▼

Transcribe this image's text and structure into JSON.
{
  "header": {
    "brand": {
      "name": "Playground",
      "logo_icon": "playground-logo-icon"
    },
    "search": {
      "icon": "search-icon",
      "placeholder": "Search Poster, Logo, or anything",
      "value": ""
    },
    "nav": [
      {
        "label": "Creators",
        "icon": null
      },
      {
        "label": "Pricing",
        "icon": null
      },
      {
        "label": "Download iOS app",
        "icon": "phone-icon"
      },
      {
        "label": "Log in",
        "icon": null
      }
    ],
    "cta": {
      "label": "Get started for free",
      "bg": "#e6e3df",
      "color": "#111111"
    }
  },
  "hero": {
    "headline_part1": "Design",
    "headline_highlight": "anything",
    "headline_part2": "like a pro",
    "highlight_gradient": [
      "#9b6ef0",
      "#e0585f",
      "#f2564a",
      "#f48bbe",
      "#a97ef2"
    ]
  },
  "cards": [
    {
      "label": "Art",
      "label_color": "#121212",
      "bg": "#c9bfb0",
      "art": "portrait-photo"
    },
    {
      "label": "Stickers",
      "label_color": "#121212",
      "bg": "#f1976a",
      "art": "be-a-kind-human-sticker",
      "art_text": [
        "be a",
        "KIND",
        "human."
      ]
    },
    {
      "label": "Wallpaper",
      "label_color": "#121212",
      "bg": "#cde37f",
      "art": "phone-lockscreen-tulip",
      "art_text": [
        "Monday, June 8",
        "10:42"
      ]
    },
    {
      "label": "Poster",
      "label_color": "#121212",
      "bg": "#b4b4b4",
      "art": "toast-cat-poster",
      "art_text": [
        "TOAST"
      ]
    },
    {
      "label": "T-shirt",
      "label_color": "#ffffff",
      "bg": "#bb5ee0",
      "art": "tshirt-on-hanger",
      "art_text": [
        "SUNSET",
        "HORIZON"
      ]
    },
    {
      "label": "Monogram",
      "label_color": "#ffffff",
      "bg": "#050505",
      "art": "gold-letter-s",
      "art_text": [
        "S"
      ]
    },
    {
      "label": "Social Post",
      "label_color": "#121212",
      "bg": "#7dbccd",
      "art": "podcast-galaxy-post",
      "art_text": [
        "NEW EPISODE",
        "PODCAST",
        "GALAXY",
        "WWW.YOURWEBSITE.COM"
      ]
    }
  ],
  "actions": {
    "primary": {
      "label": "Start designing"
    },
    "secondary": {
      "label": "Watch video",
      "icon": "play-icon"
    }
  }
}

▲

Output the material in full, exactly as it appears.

- [RESPONSE]
Transcribe this image's text and structure into JSON.
{
  "header": {
    "brand": {
      "name": "Playground",
      "logo_icon": "playground-logo-icon"
    },
    "search": {
      "icon": "search-icon",
      "placeholder": "Search Poster, Logo, or anything",
      "value": ""
    },
    "nav": [
      {
        "label": "Creators",
        "icon": null
      },
      {
        "label": "Pricing",
        "icon": null
      },
      {
        "label": "Download iOS app",
        "icon": "phone-icon"
      },
      {
        "label": "Log in",
        "icon": null
      }
    ],
    "cta": {
      "label": "Get started for free",
      "bg": "#e6e3df",
      "color": "#111111"
    }
  },
  "hero": {
    "headline_part1": "Design",
    "headline_highlight": "anything",
    "headline_part2": "like a pro",
    "highlight_gradient": [
      "#9b6ef0",
      "#e0585f",
      "#f2564a",
      "#f48bbe",
      "#a97ef2"
    ]
  },
  "cards": [
    {
      "label": "Art",
      "label_color": "#121212",
      "bg": "#c9bfb0",
      "art": "portrait-photo"
    },
    {
      "label": "Stickers",
      "label_color": "#121212",
      "bg": "#f1976a",
      "art": "be-a-kind-human-sticker",
      "art_text": [
        "be a",
        "KIND",
        "human."
      ]
    },
    {
      "label": "Wallpaper",
      "label_color": "#121212",
      "bg": "#cde37f",
      "art": "phone-lockscreen-tulip",
      "art_text": [
        "Monday, June 8",
        "10:42"
      ]
    },
    {
      "label": "Poster",
      "label_color": "#121212",
      "bg": "#b4b4b4",
      "art": "toast-cat-poster",
      "art_text": [
        "TOAST"
      ]
    },
    {
      "label": "T-shirt",
      "label_color": "#ffffff",
      "bg": "#bb5ee0",
      "art": "tshirt-on-hanger",
      "art_text": [
        "SUNSET",
        "HORIZON"
      ]
    },
    {
      "label": "Monogram",
      "label_color": "#ffffff",
      "bg": "#050505",
      "art": "gold-letter-s",
      "art_text": [
        "S"
      ]
    },
    {
      "label": "Social Post",
      "label_color": "#121212",
      "bg": "#7dbccd",
      "art": "podcast-galaxy-post",
      "art_text": [
        "NEW EPISODE",
        "PODCAST",
        "GALAXY",
        "WWW.YOURWEBSITE.COM"
      ]
    }
  ],
  "actions": {
    "primary": {
      "label": "Start designing"
    },
    "secondary": {
      "label": "Watch video",
      "icon": "play-icon"
    }
  }
}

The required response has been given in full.